■ **WHAT THE TASK ASKS**: What is wanted is every record, duplicated word for word.
== EXCERPTED DATA ==
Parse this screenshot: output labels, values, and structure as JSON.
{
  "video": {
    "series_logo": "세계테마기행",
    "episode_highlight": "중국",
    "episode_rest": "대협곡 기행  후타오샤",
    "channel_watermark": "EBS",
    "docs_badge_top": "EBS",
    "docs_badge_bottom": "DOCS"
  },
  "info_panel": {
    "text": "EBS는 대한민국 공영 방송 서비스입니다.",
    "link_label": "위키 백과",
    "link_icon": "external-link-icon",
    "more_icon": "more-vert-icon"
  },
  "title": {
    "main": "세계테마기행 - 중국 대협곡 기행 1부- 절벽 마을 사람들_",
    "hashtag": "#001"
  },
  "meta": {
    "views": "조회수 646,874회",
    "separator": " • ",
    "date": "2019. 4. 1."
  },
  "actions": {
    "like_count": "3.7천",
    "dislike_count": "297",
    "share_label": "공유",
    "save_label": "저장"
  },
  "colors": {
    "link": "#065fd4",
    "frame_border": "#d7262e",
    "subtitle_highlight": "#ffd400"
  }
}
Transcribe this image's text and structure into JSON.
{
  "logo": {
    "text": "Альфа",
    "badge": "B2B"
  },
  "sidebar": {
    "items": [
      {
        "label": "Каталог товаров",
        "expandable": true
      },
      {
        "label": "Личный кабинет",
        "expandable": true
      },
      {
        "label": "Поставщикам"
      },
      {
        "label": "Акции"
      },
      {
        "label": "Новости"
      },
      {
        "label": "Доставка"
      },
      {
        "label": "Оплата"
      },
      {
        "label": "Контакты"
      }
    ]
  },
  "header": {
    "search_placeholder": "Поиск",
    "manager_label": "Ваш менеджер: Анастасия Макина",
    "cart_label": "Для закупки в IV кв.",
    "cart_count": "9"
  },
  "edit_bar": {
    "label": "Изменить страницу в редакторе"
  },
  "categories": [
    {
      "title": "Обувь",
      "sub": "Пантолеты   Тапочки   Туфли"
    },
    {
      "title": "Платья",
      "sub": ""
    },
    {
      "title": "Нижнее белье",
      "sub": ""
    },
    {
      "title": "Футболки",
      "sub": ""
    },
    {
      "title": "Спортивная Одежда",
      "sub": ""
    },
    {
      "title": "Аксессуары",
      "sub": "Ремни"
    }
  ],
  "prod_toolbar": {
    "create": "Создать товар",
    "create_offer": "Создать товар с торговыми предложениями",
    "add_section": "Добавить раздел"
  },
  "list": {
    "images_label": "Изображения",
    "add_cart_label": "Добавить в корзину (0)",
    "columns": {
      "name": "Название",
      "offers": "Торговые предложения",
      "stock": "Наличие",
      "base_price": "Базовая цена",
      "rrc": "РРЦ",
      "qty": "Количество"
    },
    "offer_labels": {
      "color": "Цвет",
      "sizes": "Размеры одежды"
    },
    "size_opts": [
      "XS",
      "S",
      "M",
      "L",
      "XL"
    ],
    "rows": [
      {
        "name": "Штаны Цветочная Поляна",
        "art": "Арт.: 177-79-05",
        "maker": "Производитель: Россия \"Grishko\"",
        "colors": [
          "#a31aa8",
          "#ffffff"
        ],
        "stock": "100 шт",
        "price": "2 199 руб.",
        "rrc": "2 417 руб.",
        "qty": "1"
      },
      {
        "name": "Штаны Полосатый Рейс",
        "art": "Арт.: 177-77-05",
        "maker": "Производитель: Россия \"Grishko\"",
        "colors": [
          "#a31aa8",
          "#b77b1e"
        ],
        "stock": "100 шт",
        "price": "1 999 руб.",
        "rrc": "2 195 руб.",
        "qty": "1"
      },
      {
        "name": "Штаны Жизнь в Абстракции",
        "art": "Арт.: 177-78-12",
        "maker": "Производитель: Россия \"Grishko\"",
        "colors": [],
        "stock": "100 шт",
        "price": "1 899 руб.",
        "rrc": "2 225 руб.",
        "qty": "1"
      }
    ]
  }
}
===
■ **OUTPUT OF THE TASK**:
Parse this screenshot: output labels, values, and structure as JSON.
{
  "video": {
    "series_logo": "세계테마기행",
    "episode_highlight": "중국",
    "episode_rest": "대협곡 기행  후타오샤",
    "channel_watermark": "EBS",
    "docs_badge_top": "EBS",
    "docs_badge_bottom": "DOCS"
  },
  "info_panel": {
    "text": "EBS는 대한민국 공영 방송 서비스입니다.",
    "link_label": "위키 백과",
    "link_icon": "external-link-icon",
    "more_icon": "more-vert-icon"
  },
  "title": {
    "main": "세계테마기행 - 중국 대협곡 기행 1부- 절벽 마을 사람들_",
    "hashtag": "#001"
  },
  "meta": {
    "views": "조회수 646,874회",
    "separator": " • ",
    "date": "2019. 4. 1."
  },
  "actions": {
    "like_count": "3.7천",
    "dislike_count": "297",
    "share_label": "공유",
    "save_label": "저장"
  },
  "colors": {
    "link": "#065fd4",
    "frame_border": "#d7262e",
    "subtitle_highlight": "#ffd400"
  }
}
Transcribe this image's text and structure into JSON.
{
  "logo": {
    "text": "Альфа",
    "badge": "B2B"
  },
  "sidebar": {
    "items": [
      {
        "label": "Каталог товаров",
        "expandable": true
      },
      {
        "label": "Личный кабинет",
        "expandable": true
      },
      {
        "label": "Поставщикам"
      },
      {
        "label": "Акции"
      },
      {
        "label": "Новости"
      },
      {
        "label": "Доставка"
      },
      {
        "label": "Оплата"
      },
      {
        "label": "Контакты"
      }
    ]
  },
  "header": {
    "search_placeholder": "Поиск",
    "manager_label": "Ваш менеджер: Анастасия Макина",
    "cart_label": "Для закупки в IV кв.",
    "cart_count": "9"
  },
  "edit_bar": {
    "label": "Изменить страницу в редакторе"
  },
  "categories": [
    {
      "title": "Обувь",
      "sub": "Пантолеты   Тапочки   Туфли"
    },
    {
      "title": "Платья",
      "sub": ""
    },
    {
      "title": "Нижнее белье",
      "sub": ""
    },
    {
      "title": "Футболки",
      "sub": ""
    },
    {
      "title": "Спортивная Одежда",
      "sub": ""
    },
    {
      "title": "Аксессуары",
      "sub": "Ремни"
    }
  ],
  "prod_toolbar": {
    "create": "Создать товар",
    "create_offer": "Создать товар с торговыми предложениями",
    "add_section": "Добавить раздел"
  },
  "list": {
    "images_label": "Изображения",
    "add_cart_label": "Добавить в корзину (0)",
    "columns": {
      "name": "Название",
      "offers": "Торговые предложения",
      "stock": "Наличие",
      "base_price": "Базовая цена",
      "rrc": "РРЦ",
      "qty": "Количество"
    },
    "offer_labels": {
      "color": "Цвет",
      "sizes": "Размеры одежды"
    },
    "size_opts": [
      "XS",
      "S",
      "M",
      "L",
      "XL"
    ],
    "rows": [
      {
        "name": "Штаны Цветочная Поляна",
        "art": "Арт.: 177-79-05",
        "maker": "Производитель: Россия \"Grishko\"",
        "colors": [
          "#a31aa8",
          "#ffffff"
        ],
        "stock": "100 шт",
        "price": "2 199 руб.",
        "rrc": "2 417 руб.",
        "qty": "1"
      },
      {
        "name": "Штаны Полосатый Рейс",
        "art": "Арт.: 177-77-05",
        "maker": "Производитель: Россия \"Grishko\"",
        "colors": [
          "#a31aa8",
          "#b77b1e"
        ],
        "stock": "100 шт",
        "price": "1 999 руб.",
        "rrc": "2 195 руб.",
        "qty": "1"
      },
      {
        "name": "Штаны Жизнь в Абстракции",
        "art": "Арт.: 177-78-12",
        "maker": "Производитель: Россия \"Grishko\"",
        "colors": [],
        "stock": "100 шт",
        "price": "1 899 руб.",
        "rrc": "2 225 руб.",
        "qty": "1"
      }
    ]
  }
}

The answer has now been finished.